I often look back on that costume choice and wonder if my mom was hoping to evoke the styles worn by some of her favorite female singing groups of her teen years, like The Ronettes and The Chiffons (and The Supremes and The Cookies and The Marvelettes…)
I think, by cultural osmosis, she knew that by dressing us in the same outfits, she was creating a sense of unity: a team, so to speak. We were different from everyone else. We were "the Rose sisters."
My mom was also on to the fact that by dressing us in the same thing she was eliminating hierarchy. No one got the "prettier" costume. We were of equal status: all equally talented and equally adorable.
This equality works well for singing groups, but not as well when one member becomes the standout. You can almost hear the contract negotiations that must have gone on when "The Supremes" became "Diana Ross and The Supremes." And God only knows went down between Martha and The Vandellas. As far as I can tell by the pictures below, the only thing that was possible was bigger hair for the lead singer and a better positioning in photos.
Male solo performers had an easier time, no doubt, as the politics of dress aren't as fraught for most men.
But the question remains: how should you dress if you're an individual but -- and this is the key issue -- have a group as your back-up support?
Notice how Michael Jackson transitioned in his costume from group to solo:
Once we got into grunge music, the idea of a band wearing matching costumes began to seem outdated.
Performers can do anything they want today. Wearing matching outfits does, indeed, seem old fashioned, but some performers want to evoke the old days. Bruno Mars has most certainly taken a page out of the old-school costume book:
As for my own approach, well, I'm sure you can guess where I land!

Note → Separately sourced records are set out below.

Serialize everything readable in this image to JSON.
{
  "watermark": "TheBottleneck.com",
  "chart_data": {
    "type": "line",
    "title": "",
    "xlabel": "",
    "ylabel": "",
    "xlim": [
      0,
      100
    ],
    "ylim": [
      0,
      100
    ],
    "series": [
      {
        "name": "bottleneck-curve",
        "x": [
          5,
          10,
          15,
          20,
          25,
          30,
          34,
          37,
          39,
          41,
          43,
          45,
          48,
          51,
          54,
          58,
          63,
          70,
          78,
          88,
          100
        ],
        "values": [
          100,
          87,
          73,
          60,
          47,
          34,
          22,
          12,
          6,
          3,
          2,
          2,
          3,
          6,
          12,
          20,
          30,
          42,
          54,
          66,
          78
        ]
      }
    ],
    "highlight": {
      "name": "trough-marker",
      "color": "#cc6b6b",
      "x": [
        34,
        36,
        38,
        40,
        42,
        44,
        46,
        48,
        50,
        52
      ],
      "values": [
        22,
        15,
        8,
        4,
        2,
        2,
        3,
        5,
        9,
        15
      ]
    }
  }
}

Some performers feel that "matching" is an affront to individuality; others feel it's a statement of individuality. What do you think? To match, or not match? Answer my question!